** EXERCISE INPUT follows **

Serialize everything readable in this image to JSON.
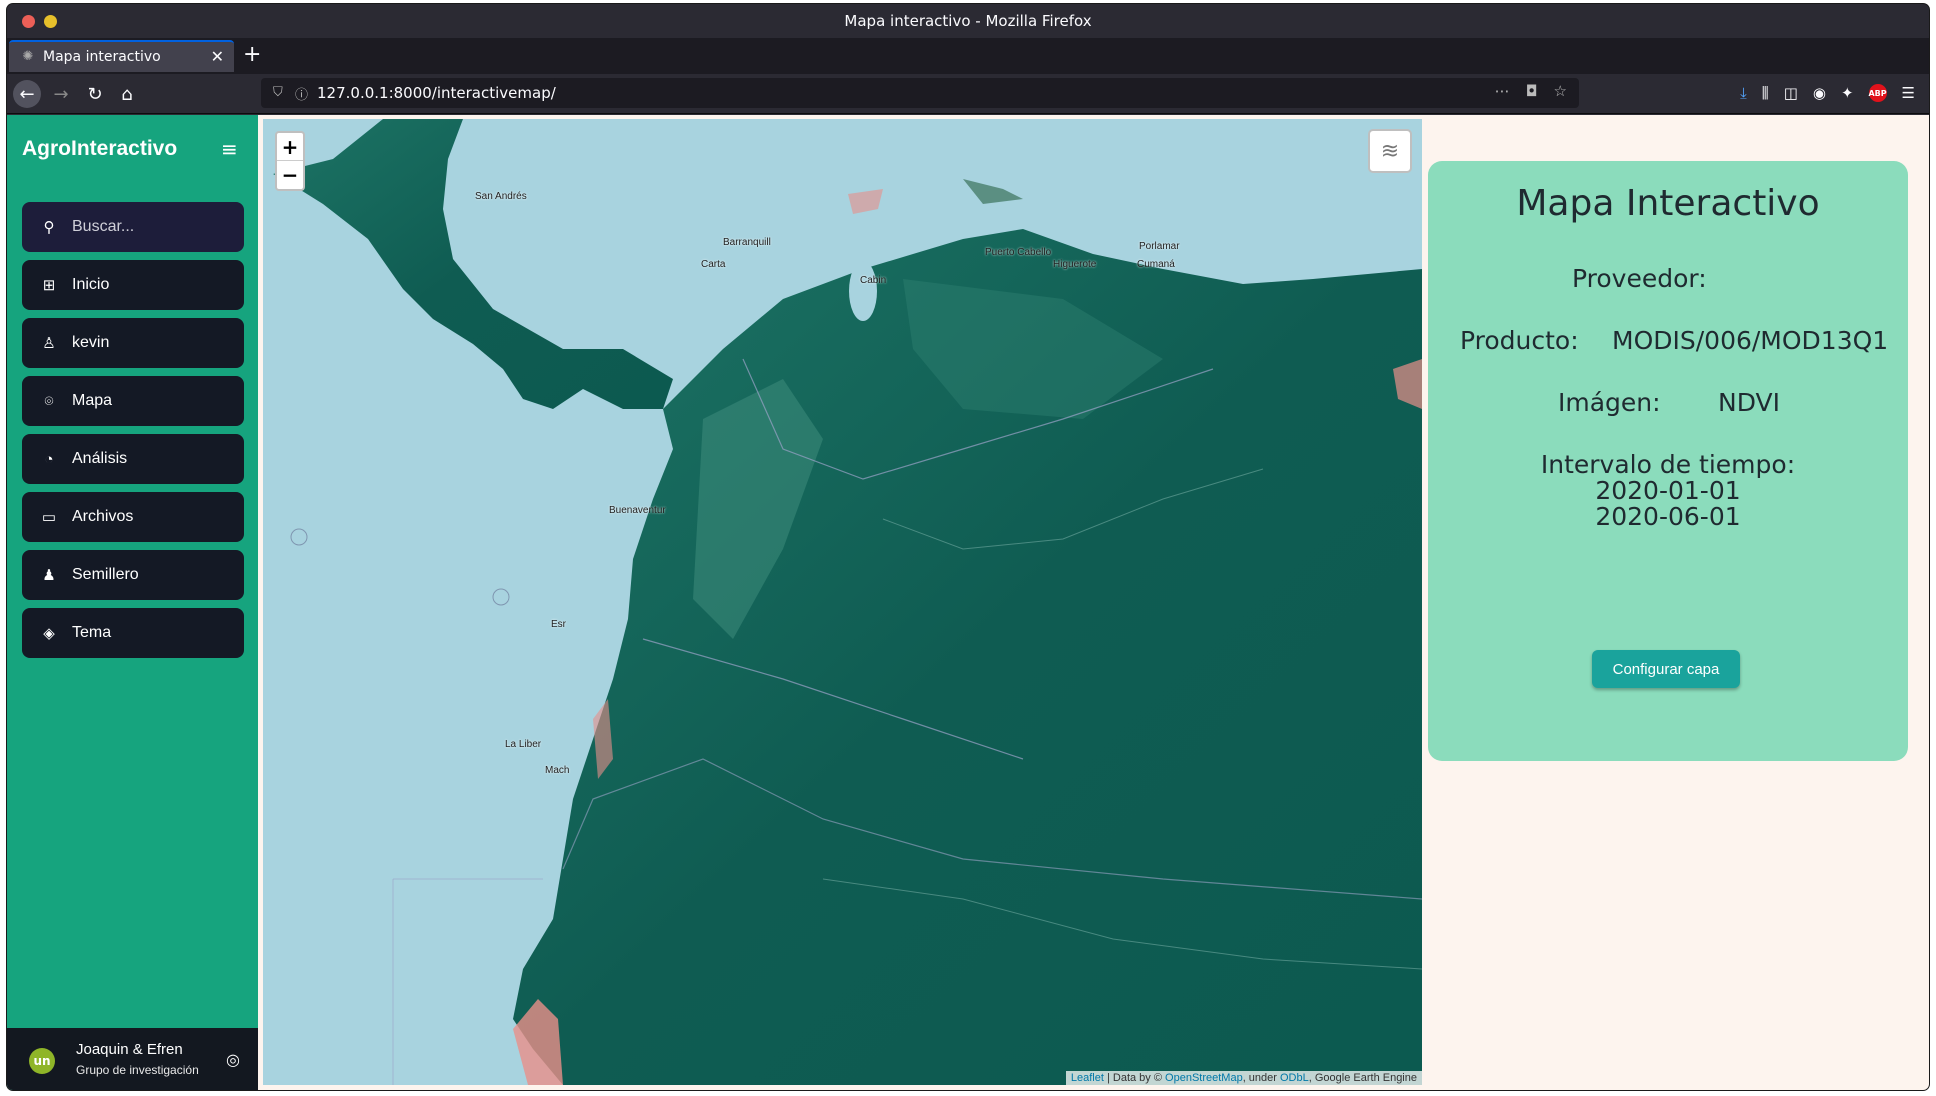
{
  "window": {
    "title": "Mapa interactivo - Mozilla Firefox"
  },
  "tab": {
    "label": "Mapa interactivo"
  },
  "urlbar": {
    "url": "127.0.0.1:8000/interactivemap/"
  },
  "sidebar": {
    "brand": "AgroInteractivo",
    "search_placeholder": "Buscar...",
    "items": [
      {
        "label": "Inicio",
        "icon": "grid-icon"
      },
      {
        "label": "kevin",
        "icon": "user-icon"
      },
      {
        "label": "Mapa",
        "icon": "map-pin-icon"
      },
      {
        "label": "Análisis",
        "icon": "pie-chart-icon"
      },
      {
        "label": "Archivos",
        "icon": "folder-icon"
      },
      {
        "label": "Semillero",
        "icon": "group-icon"
      },
      {
        "label": "Tema",
        "icon": "paint-bucket-icon"
      }
    ],
    "profile": {
      "avatar": "un",
      "name": "Joaquin & Efren",
      "role": "Grupo de investigación"
    }
  },
  "map": {
    "labels": [
      "San Andrés",
      "Barranquill",
      "Carta",
      "Cabin",
      "Puerto Cabello",
      "Higuerote",
      "Porlamar",
      "Cumaná",
      "Buenaventur",
      "La Liber",
      "Mach",
      "Esr"
    ],
    "attribution": {
      "leaflet": "Leaflet",
      "data_by": " | Data by © ",
      "osm": "OpenStreetMap",
      "under": ", under ",
      "odbl": "ODbL",
      "gee": ", Google Earth Engine"
    }
  },
  "panel": {
    "title": "Mapa Interactivo",
    "provider_label": "Proveedor:",
    "product_label": "Producto:",
    "product_value": "MODIS/006/MOD13Q1",
    "image_label": "Imágen:",
    "image_value": "NDVI",
    "interval_label": "Intervalo de tiempo:",
    "interval_start": "2020-01-01",
    "interval_end": "2020-06-01",
    "button": "Configurar capa"
  },
  "colors": {
    "sidebar": "#16a47e",
    "panel": "#8bdcbc",
    "button": "#1aa39c",
    "map_water": "#a8d3df",
    "map_land": "#0f5c52"
  }
}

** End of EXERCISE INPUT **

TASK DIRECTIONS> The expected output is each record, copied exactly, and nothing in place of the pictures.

OUTPUT OF THE TASK>
Serialize everything readable in this image to JSON.
{
  "window": {
    "title": "Mapa interactivo - Mozilla Firefox"
  },
  "tab": {
    "label": "Mapa interactivo"
  },
  "urlbar": {
    "url": "127.0.0.1:8000/interactivemap/"
  },
  "sidebar": {
    "brand": "AgroInteractivo",
    "search_placeholder": "Buscar...",
    "items": [
      {
        "label": "Inicio",
        "icon": "grid-icon"
      },
      {
        "label": "kevin",
        "icon": "user-icon"
      },
      {
        "label": "Mapa",
        "icon": "map-pin-icon"
      },
      {
        "label": "Análisis",
        "icon": "pie-chart-icon"
      },
      {
        "label": "Archivos",
        "icon": "folder-icon"
      },
      {
        "label": "Semillero",
        "icon": "group-icon"
      },
      {
        "label": "Tema",
        "icon": "paint-bucket-icon"
      }
    ],
    "profile": {
      "avatar": "un",
      "name": "Joaquin & Efren",
      "role": "Grupo de investigación"
    }
  },
  "map": {
    "labels": [
      "San Andrés",
      "Barranquill",
      "Carta",
      "Cabin",
      "Puerto Cabello",
      "Higuerote",
      "Porlamar",
      "Cumaná",
      "Buenaventur",
      "La Liber",
      "Mach",
      "Esr"
    ],
    "attribution": {
      "leaflet": "Leaflet",
      "data_by": " | Data by © ",
      "osm": "OpenStreetMap",
      "under": ", under ",
      "odbl": "ODbL",
      "gee": ", Google Earth Engine"
    }
  },
  "panel": {
    "title": "Mapa Interactivo",
    "provider_label": "Proveedor:",
    "product_label": "Producto:",
    "product_value": "MODIS/006/MOD13Q1",
    "image_label": "Imágen:",
    "image_value": "NDVI",
    "interval_label": "Intervalo de tiempo:",
    "interval_start": "2020-01-01",
    "interval_end": "2020-06-01",
    "button": "Configurar capa"
  },
  "colors": {
    "sidebar": "#16a47e",
    "panel": "#8bdcbc",
    "button": "#1aa39c",
    "map_water": "#a8d3df",
    "map_land": "#0f5c52"
  }
}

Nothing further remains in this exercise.